After the earlier freeing of Minkins, one participant had called the raid “the most noble deed done in Boston since the destruction of the tea” in 1773.

That’s the type of connection Berenson found fascinating in her research.

“One of the things I thought was so incredible about the abolitionist movement was how motivated people were by the revolutionary era Patriots,” she said. Revolutionary pride showed up often in anti-slavery rhetoric.

“When they spoke at Faneuil Hall they called to mind the stirring speeches given there by the Patriots,” she said. “When Garrison set up ‘The Liberator,’ he said he was doing it in the shadow of Bunker Hill.”

Berenson’s interest in writing this guidebook was inspired by years of showing Boston history to her now-grown children, she said, and also by coming to work at the John Adams Courthouse every day, where she works as a senior attorney with the Massachusetts Supreme Judicial Court. Strolling downtown daily, Berenson is surrounded by history. She’s been transformed by it, and wants to pass that knowledge on.

 “For years, when I walked by the Tremont Temple Baptist Church and the Orpheum Theater, I saw them as they are today,” she said. “But now I think about these incredible celebrations that took place at those sites on Jan 1, 1863, when Lincoln issued the Emancipation Proclamation.”

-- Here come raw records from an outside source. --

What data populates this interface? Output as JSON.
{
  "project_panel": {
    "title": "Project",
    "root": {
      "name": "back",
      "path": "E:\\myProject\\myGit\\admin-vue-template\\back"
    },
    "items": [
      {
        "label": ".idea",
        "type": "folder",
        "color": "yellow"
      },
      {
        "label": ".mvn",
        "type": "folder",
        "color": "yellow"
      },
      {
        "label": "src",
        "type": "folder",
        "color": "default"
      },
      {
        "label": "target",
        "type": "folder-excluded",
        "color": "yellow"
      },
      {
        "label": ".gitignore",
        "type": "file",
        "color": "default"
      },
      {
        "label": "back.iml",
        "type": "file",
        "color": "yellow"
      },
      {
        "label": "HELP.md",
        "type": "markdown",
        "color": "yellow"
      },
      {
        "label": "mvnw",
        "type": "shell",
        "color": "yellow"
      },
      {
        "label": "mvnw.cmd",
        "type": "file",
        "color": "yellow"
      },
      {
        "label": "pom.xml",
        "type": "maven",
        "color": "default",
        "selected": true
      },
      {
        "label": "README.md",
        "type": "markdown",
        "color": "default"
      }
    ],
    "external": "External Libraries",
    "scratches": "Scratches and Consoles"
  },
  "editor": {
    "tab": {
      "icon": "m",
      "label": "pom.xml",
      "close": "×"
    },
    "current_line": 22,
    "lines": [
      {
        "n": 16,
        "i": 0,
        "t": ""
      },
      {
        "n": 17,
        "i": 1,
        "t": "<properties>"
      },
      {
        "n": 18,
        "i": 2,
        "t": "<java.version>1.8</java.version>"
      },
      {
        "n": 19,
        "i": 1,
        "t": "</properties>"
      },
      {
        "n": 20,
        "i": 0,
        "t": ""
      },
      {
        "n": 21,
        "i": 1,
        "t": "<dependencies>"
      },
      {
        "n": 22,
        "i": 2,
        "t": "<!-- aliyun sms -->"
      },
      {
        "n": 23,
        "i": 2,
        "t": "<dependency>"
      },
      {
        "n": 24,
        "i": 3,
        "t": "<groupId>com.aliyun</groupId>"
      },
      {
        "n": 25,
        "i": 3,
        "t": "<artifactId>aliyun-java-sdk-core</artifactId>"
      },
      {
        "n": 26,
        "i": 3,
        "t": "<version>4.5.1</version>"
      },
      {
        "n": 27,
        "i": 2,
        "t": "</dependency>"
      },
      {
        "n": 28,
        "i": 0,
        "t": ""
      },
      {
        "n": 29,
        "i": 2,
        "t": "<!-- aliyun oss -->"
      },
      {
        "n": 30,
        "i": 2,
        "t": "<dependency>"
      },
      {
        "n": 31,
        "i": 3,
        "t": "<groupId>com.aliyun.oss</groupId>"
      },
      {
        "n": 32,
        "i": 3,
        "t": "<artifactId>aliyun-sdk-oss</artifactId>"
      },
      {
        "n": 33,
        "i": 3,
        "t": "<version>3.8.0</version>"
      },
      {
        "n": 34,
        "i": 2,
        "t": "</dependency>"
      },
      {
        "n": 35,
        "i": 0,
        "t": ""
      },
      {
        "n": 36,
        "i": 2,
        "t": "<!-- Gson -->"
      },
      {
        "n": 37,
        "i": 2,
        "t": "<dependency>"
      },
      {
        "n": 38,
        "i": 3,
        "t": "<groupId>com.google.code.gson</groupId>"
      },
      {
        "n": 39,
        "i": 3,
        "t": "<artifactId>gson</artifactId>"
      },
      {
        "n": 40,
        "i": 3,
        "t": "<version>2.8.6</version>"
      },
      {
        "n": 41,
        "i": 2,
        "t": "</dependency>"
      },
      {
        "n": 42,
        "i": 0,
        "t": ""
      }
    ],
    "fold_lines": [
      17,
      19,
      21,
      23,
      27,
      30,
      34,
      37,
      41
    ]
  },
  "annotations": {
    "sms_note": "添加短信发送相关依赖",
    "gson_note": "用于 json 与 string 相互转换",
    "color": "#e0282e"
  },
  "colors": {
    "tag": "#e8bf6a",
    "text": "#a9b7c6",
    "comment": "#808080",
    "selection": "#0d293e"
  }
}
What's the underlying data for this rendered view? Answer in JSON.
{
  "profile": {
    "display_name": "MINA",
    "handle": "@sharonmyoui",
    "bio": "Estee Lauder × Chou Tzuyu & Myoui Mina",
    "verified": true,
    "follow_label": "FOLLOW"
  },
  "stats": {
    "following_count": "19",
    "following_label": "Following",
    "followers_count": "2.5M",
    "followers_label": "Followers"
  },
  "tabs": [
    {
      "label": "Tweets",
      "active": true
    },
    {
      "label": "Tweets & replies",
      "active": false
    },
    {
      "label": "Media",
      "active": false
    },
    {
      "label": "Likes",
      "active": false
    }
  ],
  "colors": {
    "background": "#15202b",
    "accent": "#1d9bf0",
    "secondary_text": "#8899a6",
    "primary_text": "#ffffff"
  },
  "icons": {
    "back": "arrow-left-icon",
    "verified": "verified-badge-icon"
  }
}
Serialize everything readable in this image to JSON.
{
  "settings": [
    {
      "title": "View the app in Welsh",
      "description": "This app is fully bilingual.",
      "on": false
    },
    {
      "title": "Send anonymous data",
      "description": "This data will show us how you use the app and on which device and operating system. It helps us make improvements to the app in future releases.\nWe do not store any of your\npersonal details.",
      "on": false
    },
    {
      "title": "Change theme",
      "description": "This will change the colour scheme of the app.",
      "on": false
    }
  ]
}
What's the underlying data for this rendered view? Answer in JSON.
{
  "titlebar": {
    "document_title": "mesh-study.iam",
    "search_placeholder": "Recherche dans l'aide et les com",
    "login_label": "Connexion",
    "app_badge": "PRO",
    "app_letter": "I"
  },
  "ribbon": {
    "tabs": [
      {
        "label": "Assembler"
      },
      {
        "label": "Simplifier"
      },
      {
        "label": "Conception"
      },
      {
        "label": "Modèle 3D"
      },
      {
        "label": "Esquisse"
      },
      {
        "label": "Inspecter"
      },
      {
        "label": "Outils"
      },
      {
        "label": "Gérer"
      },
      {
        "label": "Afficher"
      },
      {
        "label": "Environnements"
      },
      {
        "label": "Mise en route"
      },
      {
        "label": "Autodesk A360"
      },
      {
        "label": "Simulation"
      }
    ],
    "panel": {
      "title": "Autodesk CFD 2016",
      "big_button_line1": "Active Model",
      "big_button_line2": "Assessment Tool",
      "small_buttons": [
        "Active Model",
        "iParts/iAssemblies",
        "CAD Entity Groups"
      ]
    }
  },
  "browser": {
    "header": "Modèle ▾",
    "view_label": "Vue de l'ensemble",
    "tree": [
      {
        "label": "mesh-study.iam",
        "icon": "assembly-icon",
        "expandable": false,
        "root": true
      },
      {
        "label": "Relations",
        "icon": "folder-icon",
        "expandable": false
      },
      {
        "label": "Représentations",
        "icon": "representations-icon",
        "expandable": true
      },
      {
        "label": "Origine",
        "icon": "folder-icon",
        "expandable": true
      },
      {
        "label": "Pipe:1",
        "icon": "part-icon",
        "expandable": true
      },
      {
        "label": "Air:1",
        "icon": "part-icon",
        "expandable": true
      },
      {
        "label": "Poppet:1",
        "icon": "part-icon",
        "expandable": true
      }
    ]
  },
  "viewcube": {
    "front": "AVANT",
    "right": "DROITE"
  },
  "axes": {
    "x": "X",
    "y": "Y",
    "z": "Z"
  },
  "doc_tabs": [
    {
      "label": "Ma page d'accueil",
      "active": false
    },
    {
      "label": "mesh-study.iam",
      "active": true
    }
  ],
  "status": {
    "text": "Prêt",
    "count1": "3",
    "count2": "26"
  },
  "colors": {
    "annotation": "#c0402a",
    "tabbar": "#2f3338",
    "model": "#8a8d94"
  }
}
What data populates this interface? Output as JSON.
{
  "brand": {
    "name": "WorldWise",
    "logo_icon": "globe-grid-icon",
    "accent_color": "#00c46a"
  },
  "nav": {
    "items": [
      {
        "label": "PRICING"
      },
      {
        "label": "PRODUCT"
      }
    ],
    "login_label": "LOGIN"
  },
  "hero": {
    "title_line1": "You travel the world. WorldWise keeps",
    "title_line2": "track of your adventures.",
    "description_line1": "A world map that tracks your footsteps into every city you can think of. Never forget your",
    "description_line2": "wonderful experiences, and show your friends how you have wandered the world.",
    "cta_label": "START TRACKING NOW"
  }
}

“Walking Tours of Civil War Boston” is available for purchase online at and at visitor information centers around Boston.